The drab winter colors are changing to spring’s wonderful hues. Soon, winter will be but a memory. Each night the frogs sing louder at night. Every day there are more birds flying in.
This spring, wood ducks have taken to eating the ducks’ feed and hanging out at the pond. They’re getting used to my presence and don’t automatically fly off screaming when I show up.
What do our ducks think about the wood ducks? For the most part they leave them alone. At first there were just a few wood ducks, then five, then ten, and more. But they are nowhere near as plentiful as the snow geese having their last grazing on the pastures in the valley.
The snow geese have yet to leave for Alaska and Siberia. On Friday a huge flock of them covered much of a pasture on the way to the post office. Flocks of snow geese, herds of swans, those are winter scenes that will be gone in a few weeks. But new, wonderful things, cherry trees in full bloom, potatoes sprouts, and spring rainbows will come. It really feels like the spring equinox . From now on there is more light than dark, more warmth than cold.
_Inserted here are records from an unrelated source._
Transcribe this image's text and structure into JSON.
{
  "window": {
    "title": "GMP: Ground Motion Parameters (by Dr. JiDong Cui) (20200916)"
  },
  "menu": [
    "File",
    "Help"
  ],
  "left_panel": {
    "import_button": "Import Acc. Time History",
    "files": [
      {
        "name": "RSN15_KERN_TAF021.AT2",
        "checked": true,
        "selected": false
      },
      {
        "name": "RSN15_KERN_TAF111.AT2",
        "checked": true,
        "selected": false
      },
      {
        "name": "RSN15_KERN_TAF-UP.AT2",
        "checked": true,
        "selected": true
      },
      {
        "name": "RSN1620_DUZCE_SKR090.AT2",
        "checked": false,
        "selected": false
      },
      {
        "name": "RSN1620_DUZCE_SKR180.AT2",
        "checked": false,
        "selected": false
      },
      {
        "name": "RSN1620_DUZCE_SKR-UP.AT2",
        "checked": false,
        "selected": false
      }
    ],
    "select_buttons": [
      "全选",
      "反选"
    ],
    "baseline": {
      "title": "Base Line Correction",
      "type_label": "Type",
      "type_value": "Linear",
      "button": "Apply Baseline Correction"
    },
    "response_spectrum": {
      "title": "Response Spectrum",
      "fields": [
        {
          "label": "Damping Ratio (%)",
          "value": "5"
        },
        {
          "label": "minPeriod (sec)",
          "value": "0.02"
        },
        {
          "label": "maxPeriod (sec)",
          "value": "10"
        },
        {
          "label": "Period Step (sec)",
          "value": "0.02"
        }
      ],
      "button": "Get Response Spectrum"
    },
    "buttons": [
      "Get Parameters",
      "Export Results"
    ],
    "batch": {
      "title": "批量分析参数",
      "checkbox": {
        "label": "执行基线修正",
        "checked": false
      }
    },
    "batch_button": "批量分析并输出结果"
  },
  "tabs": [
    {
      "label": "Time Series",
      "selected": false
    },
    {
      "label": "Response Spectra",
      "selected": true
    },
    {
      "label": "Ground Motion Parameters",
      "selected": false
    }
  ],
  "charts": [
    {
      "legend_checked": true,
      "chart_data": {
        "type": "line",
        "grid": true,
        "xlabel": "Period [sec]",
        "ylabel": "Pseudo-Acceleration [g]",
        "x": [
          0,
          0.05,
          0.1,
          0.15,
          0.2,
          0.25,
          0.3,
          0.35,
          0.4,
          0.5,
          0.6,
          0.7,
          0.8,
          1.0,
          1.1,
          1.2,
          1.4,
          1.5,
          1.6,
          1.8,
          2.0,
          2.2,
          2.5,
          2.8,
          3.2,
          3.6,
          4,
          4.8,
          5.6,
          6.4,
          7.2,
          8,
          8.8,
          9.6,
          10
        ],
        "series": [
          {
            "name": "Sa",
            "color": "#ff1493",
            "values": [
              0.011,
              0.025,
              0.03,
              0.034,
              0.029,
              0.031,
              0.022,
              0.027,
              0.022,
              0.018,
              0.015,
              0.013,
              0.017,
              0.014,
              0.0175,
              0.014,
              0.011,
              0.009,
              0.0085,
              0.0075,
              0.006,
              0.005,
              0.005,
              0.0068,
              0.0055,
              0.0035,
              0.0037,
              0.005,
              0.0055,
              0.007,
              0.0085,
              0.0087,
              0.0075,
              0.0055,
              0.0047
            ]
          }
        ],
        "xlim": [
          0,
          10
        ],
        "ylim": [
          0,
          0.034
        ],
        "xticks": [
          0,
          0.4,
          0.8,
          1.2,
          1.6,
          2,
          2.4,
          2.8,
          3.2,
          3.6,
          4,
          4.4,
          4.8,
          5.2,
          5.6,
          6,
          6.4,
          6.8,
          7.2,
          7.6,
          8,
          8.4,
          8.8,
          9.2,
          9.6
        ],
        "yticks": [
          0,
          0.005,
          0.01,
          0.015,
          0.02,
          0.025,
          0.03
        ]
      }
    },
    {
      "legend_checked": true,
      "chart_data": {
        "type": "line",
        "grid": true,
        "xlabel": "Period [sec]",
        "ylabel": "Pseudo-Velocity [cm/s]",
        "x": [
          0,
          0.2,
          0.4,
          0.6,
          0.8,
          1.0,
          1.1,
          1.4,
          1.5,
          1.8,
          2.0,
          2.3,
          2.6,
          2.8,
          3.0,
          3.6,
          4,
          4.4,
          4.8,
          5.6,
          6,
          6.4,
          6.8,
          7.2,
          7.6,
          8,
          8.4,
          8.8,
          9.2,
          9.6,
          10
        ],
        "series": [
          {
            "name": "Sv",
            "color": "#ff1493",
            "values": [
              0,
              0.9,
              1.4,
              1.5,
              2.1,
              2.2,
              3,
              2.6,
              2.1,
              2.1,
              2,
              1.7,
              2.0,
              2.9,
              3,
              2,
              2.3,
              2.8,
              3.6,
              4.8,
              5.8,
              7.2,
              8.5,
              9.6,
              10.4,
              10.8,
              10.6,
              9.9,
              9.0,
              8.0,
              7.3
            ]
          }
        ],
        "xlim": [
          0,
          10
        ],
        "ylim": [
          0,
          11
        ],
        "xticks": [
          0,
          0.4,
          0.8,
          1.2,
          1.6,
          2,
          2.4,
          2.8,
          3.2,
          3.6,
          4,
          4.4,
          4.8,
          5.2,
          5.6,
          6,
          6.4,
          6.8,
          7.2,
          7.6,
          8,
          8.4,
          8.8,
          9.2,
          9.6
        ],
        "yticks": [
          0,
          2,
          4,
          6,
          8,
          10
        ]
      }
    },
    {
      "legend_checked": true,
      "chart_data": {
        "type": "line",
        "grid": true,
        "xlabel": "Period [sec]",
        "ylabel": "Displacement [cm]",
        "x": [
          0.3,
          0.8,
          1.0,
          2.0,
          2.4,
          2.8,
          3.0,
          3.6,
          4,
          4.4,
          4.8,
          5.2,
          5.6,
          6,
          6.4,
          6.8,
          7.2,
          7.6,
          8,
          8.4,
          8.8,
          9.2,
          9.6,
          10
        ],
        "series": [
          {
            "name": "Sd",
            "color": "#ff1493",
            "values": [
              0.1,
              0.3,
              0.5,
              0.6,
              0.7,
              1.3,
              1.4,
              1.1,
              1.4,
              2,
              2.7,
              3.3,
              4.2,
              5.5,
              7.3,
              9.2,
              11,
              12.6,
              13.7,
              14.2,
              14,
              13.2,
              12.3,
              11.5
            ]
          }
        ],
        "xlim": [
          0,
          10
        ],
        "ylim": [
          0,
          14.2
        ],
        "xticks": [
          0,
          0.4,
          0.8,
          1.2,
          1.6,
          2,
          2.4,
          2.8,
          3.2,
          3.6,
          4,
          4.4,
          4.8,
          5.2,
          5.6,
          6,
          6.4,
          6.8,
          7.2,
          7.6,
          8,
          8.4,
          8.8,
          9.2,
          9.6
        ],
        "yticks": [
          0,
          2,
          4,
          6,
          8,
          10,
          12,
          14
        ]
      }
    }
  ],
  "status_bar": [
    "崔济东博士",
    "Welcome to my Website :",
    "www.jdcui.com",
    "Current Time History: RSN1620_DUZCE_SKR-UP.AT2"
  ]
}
Spring unfolds slowly in the Pacific Northwest, which means there is more time for spring surprises. It should be no surprise that daffodils bloom in spring. Yet when they do it’s always a pleasant surprise.
A friend raises alpacas and she’s generously shared alpaca beans with me. They’re great for enriching the garden soil. Unlike many other types of animal droppings, you can use them directly without composting them. Their low nitrogen level won’t burn plants. Neither do alpaca beans contain weed seeds.
I spread some alpaca beans around some flowers and was surprised to discover that the dogs thought I had liberally spread dog treats all around just for them. They had a feast.
So if you raise alpacas and wonder what to do with all their droppings, try drying them out and giving them to your dog loving friends as dog treats. Put them in pretty bags and don’t tell your friends what they are until they beg you for the recipe. Your friends might disdain you, but their dogs will love you forever.
The sign says “No Parking” but the snow geese pay no attention. Huge flocks of snow geese covered pastures in the north Skagit River delta today. A few more weeks and they will be off, on their way to the Arctic.
There should be more sunny days, so when they come along, they are a pleasant spring surprise. It’s the beginning of potato planting season. Seeing their first leaves poke out of the ground is always one of spring’s pleasant surprises.
All is not lost because stinging nettles are popping out of the ground. Spring is here for good. Omelettes and souflés with stinging nettles, stinging nettle soup, stinging nettle chowder, potatoes with stinging nettles, for a month or two, we’ll enjoy the taste of spring.
All is not lost because the crocus by the Horse Chestnut are in bloom. Each year they pop up at the cusp of winter and spring. And each year there are a few more.
Historically, horse chestnut seed extract was used for joint pain, bladder and gastrointestinal problems, fever, leg cramps, and other conditions. Today, horse chestnut seed extract is promoted for chronic venous insufficiency (CVI; poor blood flow in the veins of the legs, which may lead to leg pain, swelling, itchiness, and other symptoms), irritable bowel syndrome, male infertility, and other conditions.
A 2012 systematic review of 17 studies suggested that horse chestnut seed extract can improve symptoms of CVI. Results from one of these studies suggested that horse chestnut seed extract may be as effective as wearing compression stockings.
Makes me ponder about collecting some Horse Chestnut seeds and making an extract for my joints. However they contain a toxic substance. So you have to remove it before you can use them.
All is not lost because the cherry blossom buds are swelling. Each day they swell a bit more. Watching them plump up until they pop open makes spring a delight.